Steve Skibel Sr.: Father of DG’s might mite BMX racer Steve Skibel Jr., Steve saw the need for lighter equipment and made many “firsts” in BMX. He was the first person to hook up a freewheel and caliper brakes, while everyone else had coaster brakes, and he was the first person to add three-piece alloy cranks to a bike.

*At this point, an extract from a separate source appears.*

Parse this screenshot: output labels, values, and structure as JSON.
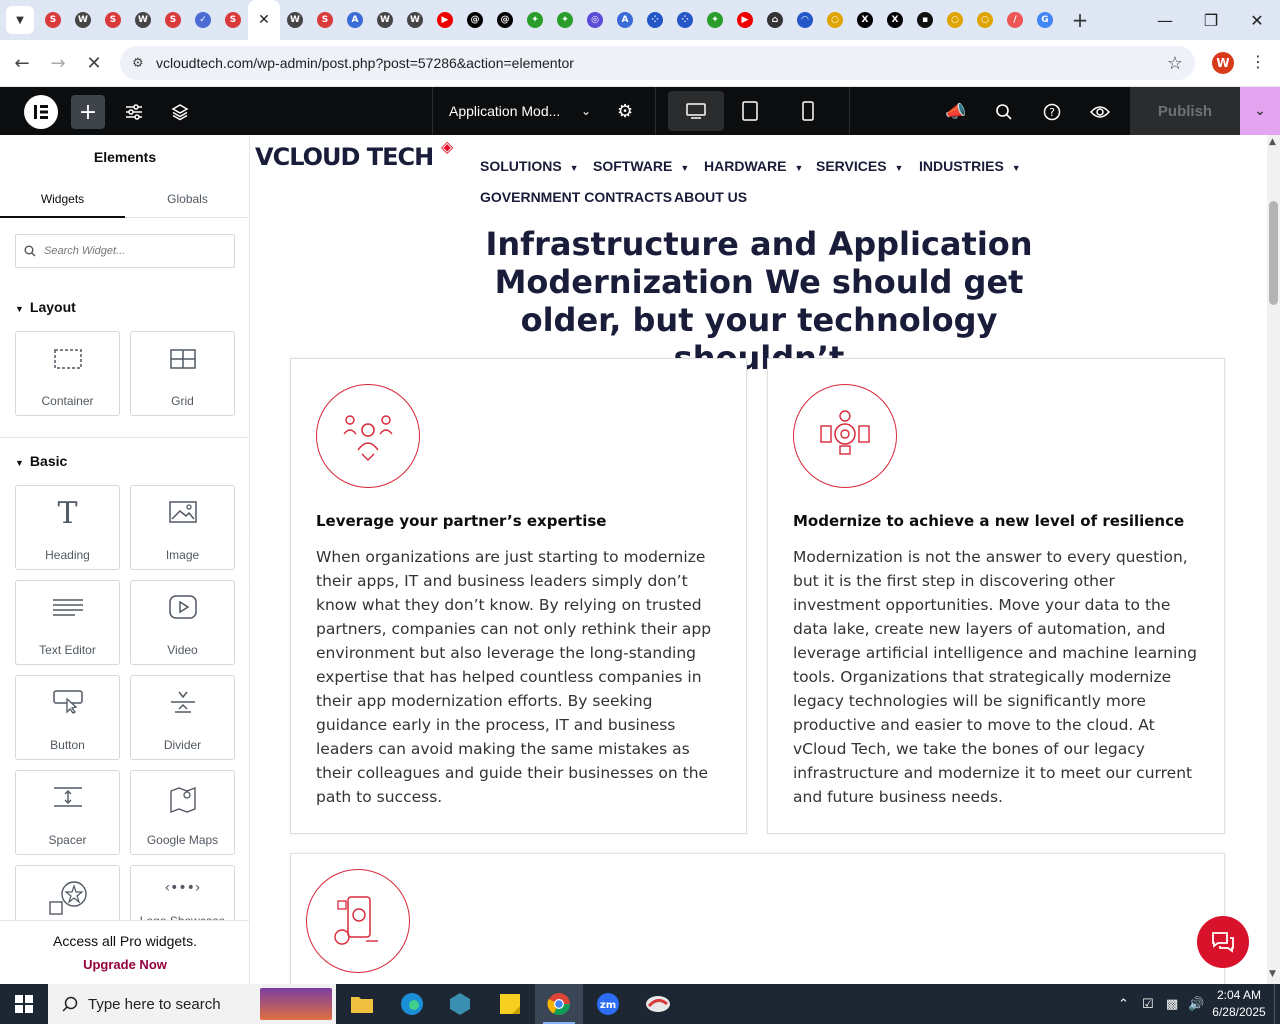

Greg (Scott) Swingrover: Living on Catalina Island, Greg started racing at age 12 and by the age of 15 was responsible for getting Harry Leary to help build an ABA track on the island. Greg raced for many years as an Orange Y local. His riding accomplishments include competing in the Guinness Book of World Records for bicycle jump and bunny-hop, co-winner of the first King of Dirt competition with Fuzzy Hall and then during a brief racing comeback won the ABA Industry Cup Title in 1997. In 1985, Greg managed the BMX department at South Coast Bike Shop in Santa Ana, CA. where he started the South Coast bike shop team with Barry Nilson. In 1987, he started one of the first ever rider-owned companies, S & M Bicycles with his partner Chris Moeller. While running S & M, Greg worked with Todd Huffman at MOR Distributing/Auburn as a salesman. In 1988, he moved on to GT Bicycles as GT’s aftermarket BMX brand manager. He sold his interest in S & M Bicycles to Chris in 1991. Then in late 1997, Greg began working at Crupi as General Manager developing several new Crupi products and working to re-establish Crupi as a top high-end brand. Today, Greg has become the owner of Crupi Parts and continues his love for the sport of BMX racing.
Marshall Wheeler: Owner and founder of Two Wheelers, maker of the famed square-tubed “Stroker” frame. One time sponsor of BMX Hall of Famers Jeff Bottema and Brian Lewis. Marshall is retired and lives in SoCal.
Roger Worsham: Founder/owner of CW Racing. Roger began his BMX career as owner of Coast Wheels Bike Shop in Placentia, CA. Coast Wheels supported a pretty large local bike shop team that traveled to nationals in a mini school bus. Coast Wheels evolved into CW Racing in 1980 and grew phenomenally during the mid 80’s. Roger always supported a full force BMX team. His eye for young talents gave a big boost to many future BMX superstars, such as Billy Griggs, Mike Miranda, Tracer Finn, Debbie Kalsow and Pete Loncarevich. He sold CW to Louisville Cycle in 1989 and began a high end subsidiary company called Revcore. Roger then went into the printing business, becoming publisher of the short lived BMX World magazine in 1990.